80% of mobile app development is the same old song which can be cut short with Ignite CLI. Using Ignite, you can jump into React Native development with a popular combination of technologies, OR brew your own. Gant Laborde talked about the new Bowser version which makes things even better with Storybook, Typescript, Solidarity, mobx-state-tree and lint-staged. Slides can be found on the Internet.
How to use React, webpack and other buzzwords if there is no need — Varya Stepanova
Varya Stepanova's lightning talk suggested to start a side-project other than ToDo app to study new development approaches and showed what it can be in React. The example was how to generate a multilingual static website using Metalsmith, React and other modern technologies and tools which she uses to build her personal blog. Slides can be found on the Internet.
Doing meaningful side-projects is a great idea to study new things and I've used that for i.a. learning Swift with Highkara newsreader, did couple of apps for Sailfish OS and played with GraphQL and microservices while developing app with largish vehicle dataset.

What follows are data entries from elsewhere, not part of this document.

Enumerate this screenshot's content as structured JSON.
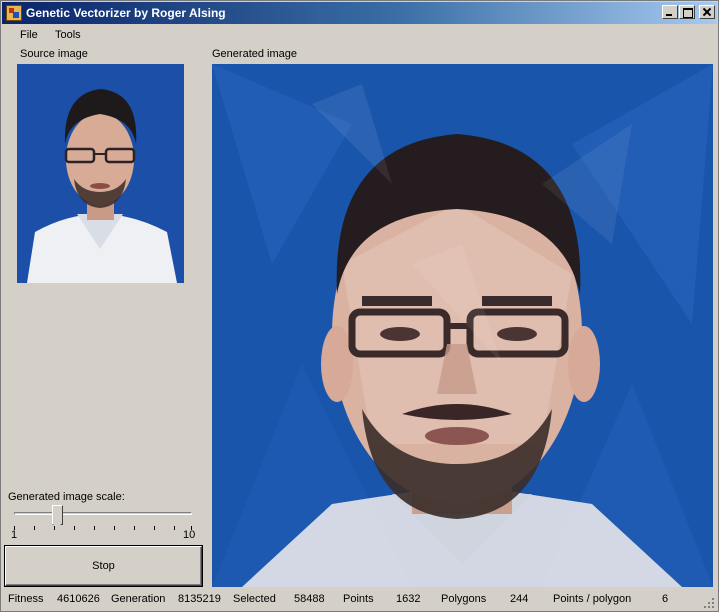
{
  "window": {
    "title": "Genetic Vectorizer by Roger Alsing"
  },
  "menu": {
    "file": "File",
    "tools": "Tools"
  },
  "panels": {
    "source_label": "Source image",
    "generated_label": "Generated image"
  },
  "scale": {
    "label": "Generated image scale:",
    "min": "1",
    "max": "10",
    "value_fraction": 0.25
  },
  "stop_button": "Stop",
  "status": {
    "fitness_label": "Fitness",
    "fitness": "4610626",
    "generation_label": "Generation",
    "generation": "8135219",
    "selected_label": "Selected",
    "selected": "58488",
    "points_label": "Points",
    "points": "1632",
    "polygons_label": "Polygons",
    "polygons": "244",
    "ppp_label": "Points / polygon",
    "ppp": "6"
  },
  "colors": {
    "titlebar_start": "#0a246a",
    "titlebar_end": "#a6caf0",
    "chrome": "#d4d0c8",
    "photo_background": "#1a4ea8"
  },
  "icons": [
    "app-icon",
    "minimize-icon",
    "maximize-icon",
    "close-icon",
    "size-grip-icon"
  ]
}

Two days full of talks of React, React Native, React VR and all the things that go with developing web applications with them was great experience. Days were packed with great talks, new information and everything went smoothly. The conference was nicely organized, food was good and participants got soft hoodies to go with the Allas Sea Pool ticket. The talks were all great but especially "World Class experience with React Native" and "React Native Ignite" gave new inspiration to write some app. Also "ReactVR" seemed interesting although I think Augmented Reality will be bigger thing than Virtual Reality. It was nice to hear from "The New Best Practices" talk that there really is no new best practices as the old ones still work. Just use them!
Something to try and even to take into production will be Immer, styled components and Next.js. One thing which is easy to implement is to start using lint-staged although we are linting all the things already.
One of the conference organizers and speaker, Juho Vepsäläinen, wrote Lessons Learned from the conference and many of the points he mentions are to the point. The food was nice but "there wasn't anything substantial for the afternoon break". There wasn't anything to eat after lunch but luckily I had own snacks. Vepsäläinen also mentions that "there was sometimes too much time between the presentations" but I think the longer breaks between some presentations were nice for having a quick stroll outside and have some fresh air. The venue was quite warm and the air wasn't so good in the afternoon.
The Afterparty at Sea Life Helsinki was interesting choice and it worked nicely although there wasn't so many people there. The aquarium was fishy experience and provided also some other content than refreshments. Too bad I hadn't have time to go and check the Allas Sea Pool which we got a free ticket. Maybe next time.
Thanks to the conference crew for such a good event and of course to my fellow Goforeans which attended it and had a great time!